- Carlee Hallman
A fat, city cat visits lonely people who feed him. Each person calls him by a different name. A lady librarian feeds him and names him Stuart Little. An elderly man feeds him and calls him Kitty-boy. A Hispanic man with a dog feeds him and names him Placido. A policeman shares his lunch and calls him Mooch. The cat gives a street army veteran a sense of peace. The man names the cat Dove. A girl, who is new to the city, feeds him and calls him Mouse. When the cat is almost run over, the driver of the car is also the cat's owner. This fright brings all the people the cat visits together with the real owner, who says his name is Regis.
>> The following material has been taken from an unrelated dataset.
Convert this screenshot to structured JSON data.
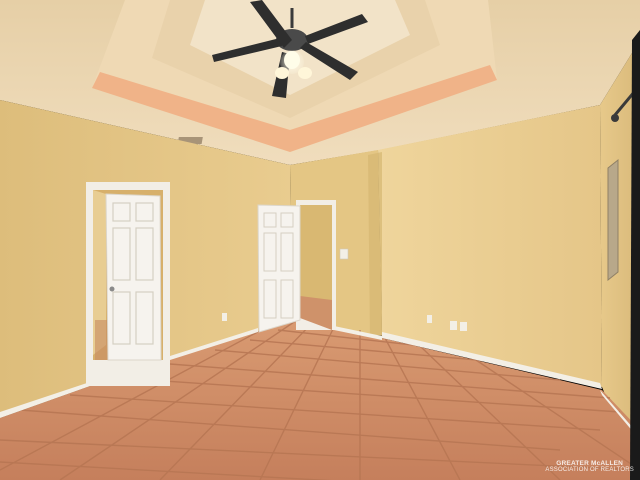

The owner says Regis will continue to visit. The people get to know each other and share a picnic. Neighbors find companionship through their friendship with a cat. Reviewer: Carlee Hallman
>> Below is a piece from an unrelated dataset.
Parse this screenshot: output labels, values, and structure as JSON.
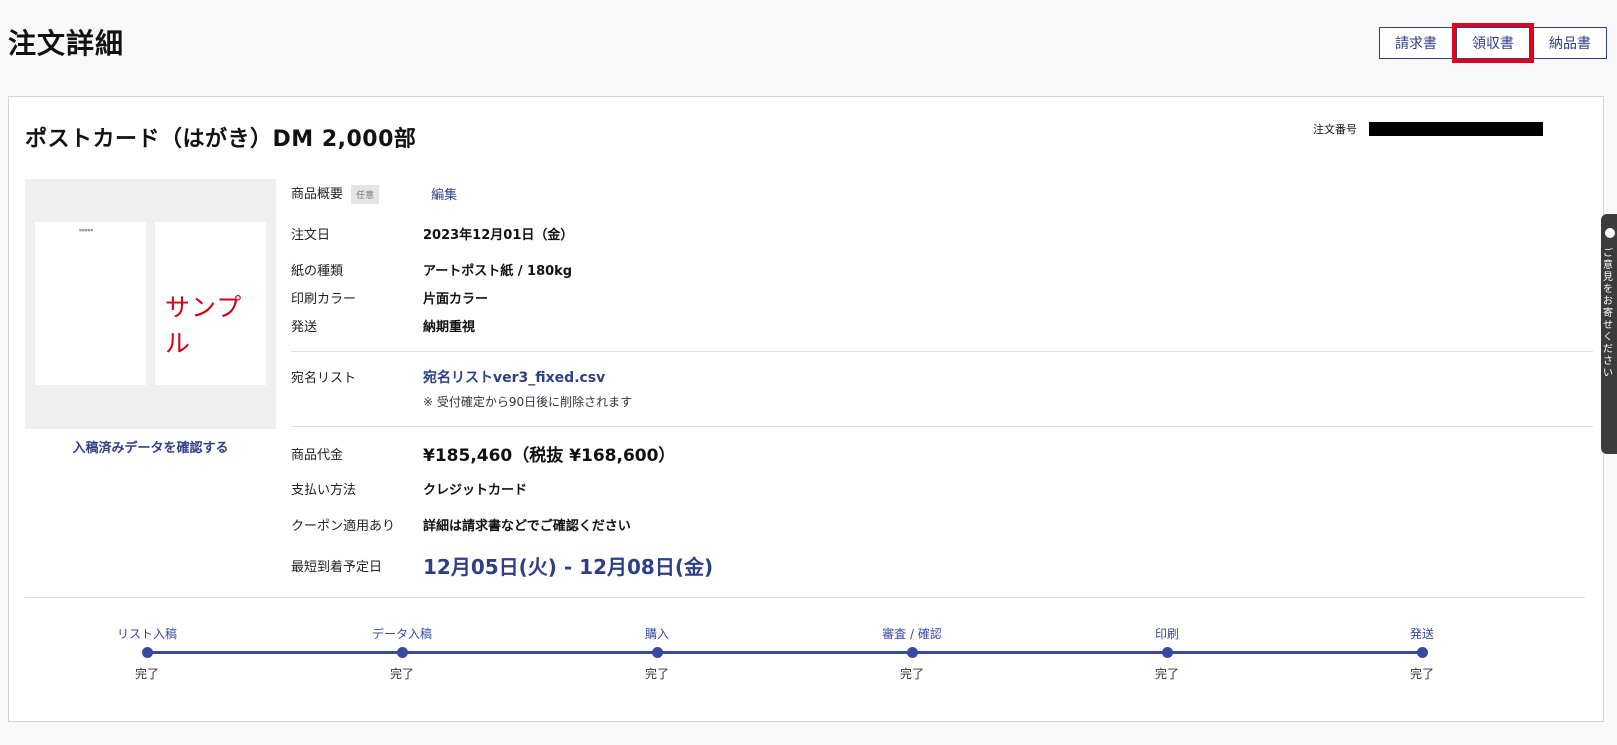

A friendly cat worms his way into the affections of a number of neighbors, gains new names (and enough extra meals to pack on a few pounds), and eventually brings together residents new and old. Variously christened "Stuart Little," "Kitty-boy," "Placido," "Mooch," "Dove" and "Mouse," the round gray cat offers companionship to a lonely librarian, an elderly gentleman, a widowed Hispanic opera lover, a red-haired policewoman with a fondness for fast food, a homeless vet, and a girl and her mom just settling into their new home. A (happy) twist at the end removes the cat from this particular community, but his presence, however temporary, has a lasting impact. Johnston's text is smooth and conversational, with pleasantly distinct voices for each of the characters, but it may prove overly long for some young listeners. The themes of diversity and connection are commendable, but occasionally, they seem to outweigh Johnston's plump hero. Davenier's soft ink-and–colored-pencil illustrations, mostly double-page spreads, have the fluidity of watercolors as well as a scratchy, scruffy charm. Repeated patterns and colors create a cohesive feel, as does the appearance of various characters in the background both before and after they have been introduced. Children will likely enjoy this visit to a newly united neighborhood, even if the catalyst for its creation is more device than distinct individual. (Picture book. 6-8)